During the Reformation, the Book of Psalms became one of the most well-known books of the Bible. This was particularly true in Britain, where people of all ages, social classes and educational abilities memorized and sang poetic versifications of the psalms. Those written by Thomas Sternhold and John Hopkins became the most popular, and the simple tunes.
In the New England colonies inno church organ had yet been installed. The first singing-instruction book would not be written for fourteen more years. And Hymns and Spiritual Songs would not be reprinted until about While the new hymns were being written and sung throughout England, many American churches and ministers opposed them.
Common Knowledge Book awards Essential New England Books. Book awards: Essential New England Books Death at an Early Age by Jonathan Kozol: Boston Globe, # Love Story by Erich Segal: Boston Globe, # Memoirs of a Geisha by Arthur Golden: Boston Globe, # The Good Mother by Sue Miller: Boston Globe, # Christmas in Early New England^ Puritanism, Popular Culture, and the Printed Word STEPHEN W.
NISSENBAUM As I was completing my book manuscript, The Battle for Christmas, pub-lished in late hy Knopf, I was struck hy the number of ways that print c-ulture was enmeshed in an ongoing struggle over the significance. “The uniquely American language of early psalmody has never been so powerfully represented as in this splendid anthology.
Nym Cooke not only draws on his unrivalled knowledge of early New England music, but shows how its special character has survived until today through all the vicissitudes of Western musical culture.”—Nicholas Temperley Brand: David R.
Godine, Publisher. David R. Godine said: " [This] brilliant new book is meticulous and nearly exhaustive, its prose confident, graceful and laced with humor. Mussey and Pearce skillfully bring to life the we of professional and personal relationships among tradespeople and their customers in [This] brilliant new book is meticulous and nearly exhaustive, its.
For the first two centuries in New-England psalmody was the only form in which music existed. Metrical psalmody originated with the Reformation. It was first used by Luther in the year American Harmony, his magnum opus, is the result: a selection of the cream of early American choral music, here published in two volumes, the first covering New England compositions from tothe second volume covering a wide range of locations from to the present.

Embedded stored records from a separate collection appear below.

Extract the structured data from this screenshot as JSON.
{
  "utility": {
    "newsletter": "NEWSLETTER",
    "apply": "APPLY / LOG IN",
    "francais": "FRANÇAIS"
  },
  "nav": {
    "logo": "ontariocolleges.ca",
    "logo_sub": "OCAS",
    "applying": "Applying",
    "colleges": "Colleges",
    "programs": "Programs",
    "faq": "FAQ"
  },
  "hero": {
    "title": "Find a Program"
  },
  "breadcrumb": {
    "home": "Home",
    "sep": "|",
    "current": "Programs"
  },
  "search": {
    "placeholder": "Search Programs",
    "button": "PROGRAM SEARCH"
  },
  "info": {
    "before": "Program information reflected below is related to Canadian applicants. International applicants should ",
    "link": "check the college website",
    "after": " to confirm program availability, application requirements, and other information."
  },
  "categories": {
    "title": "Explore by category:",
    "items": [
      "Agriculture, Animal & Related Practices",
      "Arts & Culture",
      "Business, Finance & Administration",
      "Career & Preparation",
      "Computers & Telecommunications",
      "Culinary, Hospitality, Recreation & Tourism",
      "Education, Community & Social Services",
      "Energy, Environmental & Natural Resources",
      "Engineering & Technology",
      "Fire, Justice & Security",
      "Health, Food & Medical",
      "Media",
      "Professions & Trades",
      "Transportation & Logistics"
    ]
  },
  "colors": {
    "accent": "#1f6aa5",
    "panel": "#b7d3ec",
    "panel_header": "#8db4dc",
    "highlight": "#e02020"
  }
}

"The Death and Transfiguration of New England Psalmody, ca. –" Samira Mehta Fairfield University "Slavery and the Making of the Early American Library: British Literature, Political Thought, and the Transatlantic Book Trade" Jacqueline Reynoso Cornell University "(Dis)Placing the American Revolution: The British Province of Quebec.
EP Books, start here The True Psalmody or The Bible Psalms the Church's Only Manual of Praise by Henry Cooke, John Edgar, and Thomas Houston, One of the best defenses of EP The Psalms in Worship by John McNaugher, Probably the best older work on EP Individual Chapters of thePsalms in Worship by John McNaugher."American Angels: Songs of Hope, Redemption, and Glory," This remarkable and unique recording issued in contains 20 tunes, 16 of which are either 18th century New England psalmody or early 19th century Southern shape-note tunes, and four of which are later 19th century gospel songs.
The page accompanying booklet contains excellent.Early Modern British Metrical Psalmody () East and West Africa Electronic and Computer Music Instruments Elgar, Edward Ellington, Edward Kennedy "Duke" England English Catholic Music after the Reformation to English-Speaking Caribbean E.
T. A. Hoffmann.